What is more important than any building or design feature is creating and nurturing a culture of health that supports people to stay home when unwell. A study earlier this year by business consultant Insight estimated that 37% of UK employees went to work sick in the past year as they did not want to be judged by employers or co-workers, infecting colleagues as a result.
You cannot simply design your way out of diseases like Covid-19. There must be a combination of design, operational and organisational interventions that utilised together go a long way to create a culture of health and instil confidence to prepare our spaces for re-entry.
Covid-19 has highlighted the critical role buildings play in supporting people’s health, safety and wellbeing. Transmission of Covid-19 largely occurs in indoor and enclosed environments, where people spend around 90% of their time. Longer-term design strategies are important in reducing the risks of infectious disease spread, but the urgent need for high health and safety standards in the buildings we return to has prompted a laser focus on strategies that can be implemented immediately to protect stakeholders from acute threats.
What has emerged is the WELL Health-Safety Rating for Facility Operations and Management, an evidence-based, third-party-verified rating based on operational policies, maintenance protocols, stakeholder engagement and emergency plans, to address a post-Covid-19 environment and broader health and safety issues in future.
The rating is informed by guidance from the World Health Organization, US Centers for Disease Control and Prevention, global disease control and prevention centres, emergency management agencies, standard-making bodies, academic and research institutions, and IWBI’s Covid-19 Task Force. It focuses on: sanitisation and cleaning; emergency preparedness programmes, including plans to support business continuity, remote-work readiness and project re-entry; access to healthcare, vaccinations and paid sick leave; and air- and water-quality management.
Stakeholder engagement and educational resources are critical to help individuals cultivate healthy habits and resilience to physical and mental health stress factors.

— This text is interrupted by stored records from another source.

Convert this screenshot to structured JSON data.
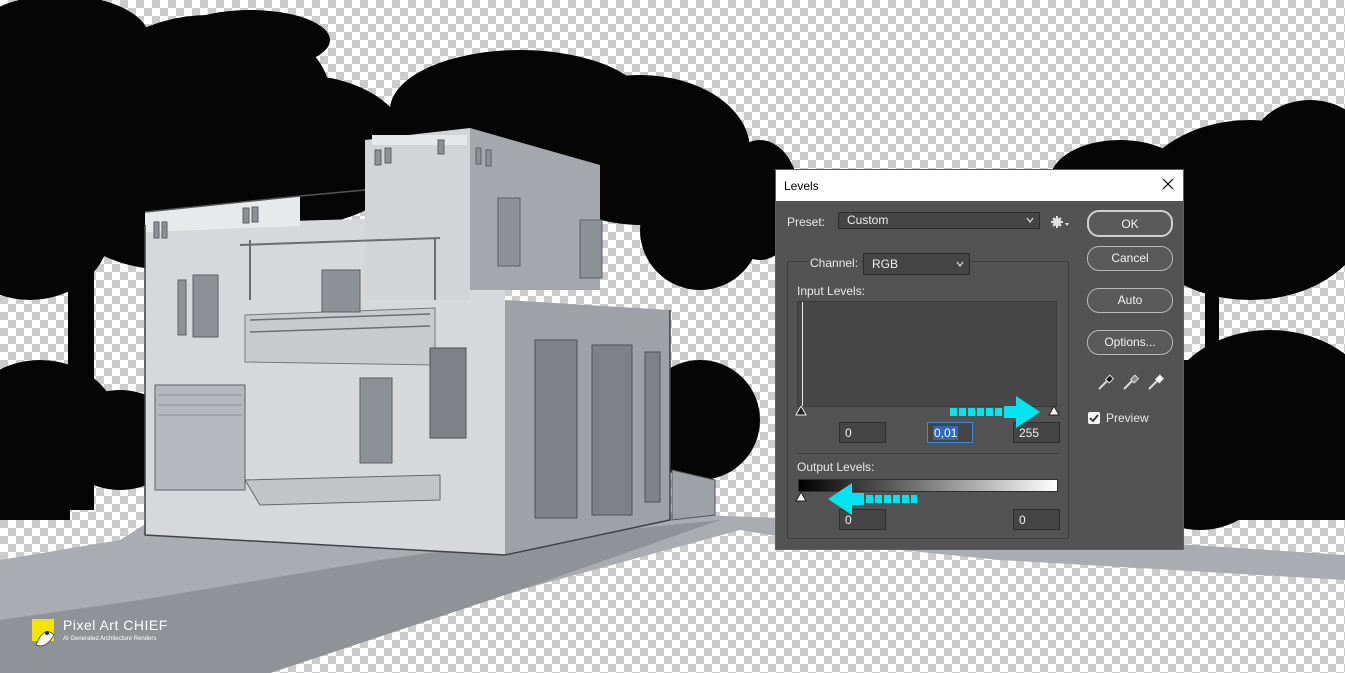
{
  "dialog": {
    "title": "Levels",
    "preset_label": "Preset:",
    "preset_value": "Custom",
    "channel_label": "Channel:",
    "channel_value": "RGB",
    "input_levels_label": "Input Levels:",
    "input_black": "0",
    "input_gamma": "0,01",
    "input_white": "255",
    "output_levels_label": "Output Levels:",
    "output_black": "0",
    "output_white": "0",
    "buttons": {
      "ok": "OK",
      "cancel": "Cancel",
      "auto": "Auto",
      "options": "Options..."
    },
    "preview_label": "Preview",
    "preview_checked": true
  },
  "watermark": {
    "brand": "Pixel Art CHIEF",
    "tagline": "AI Generated Architecture Renders"
  },
  "colors": {
    "accent_arrow": "#00e5f0",
    "dialog_bg": "#535353",
    "dialog_border": "#1e6fb8"
  },
  "icons": [
    "gear-icon",
    "close-icon",
    "chevron-down-icon",
    "eyedropper-black-icon",
    "eyedropper-gray-icon",
    "eyedropper-white-icon",
    "checkbox-checked-icon"
  ]
}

Owners and operators of large and small businesses need strategies to deliver high health and safety standards in the spaces we occupy. The rating can help users prioritise the health of staff, visitors and stakeholders and enable them to reopen with the confidence and integrity provided by third-party verification. The rating is applicable to every type of building and facility: offices, hotels, schools, sports stadiums, retail outlets, restaurants, theatres and entertainment venues.
Notable organisations including the Royal Albert Hall, Empire State Building, Uber, JLL and Lendlease have committed to enrol so we can get back to our workplaces, to learning and many of our favourite pastimes sooner rather than later.
Our current situation has underscored to companies how important it is to be prepared for a crisis. We have the tools to address acute threats, using our buildings and spaces as a first line of defence in the fight against Covid-19.
As we support people’s health and safety needs, this is helping ensure we are ready in both normal operating periods and times of emergencies – and is generating confidence in those who frequent buildings and the broader community.
Ann Marie Aguilar is EMEA senior vice-president of the International WELL Building Institute (IWBI)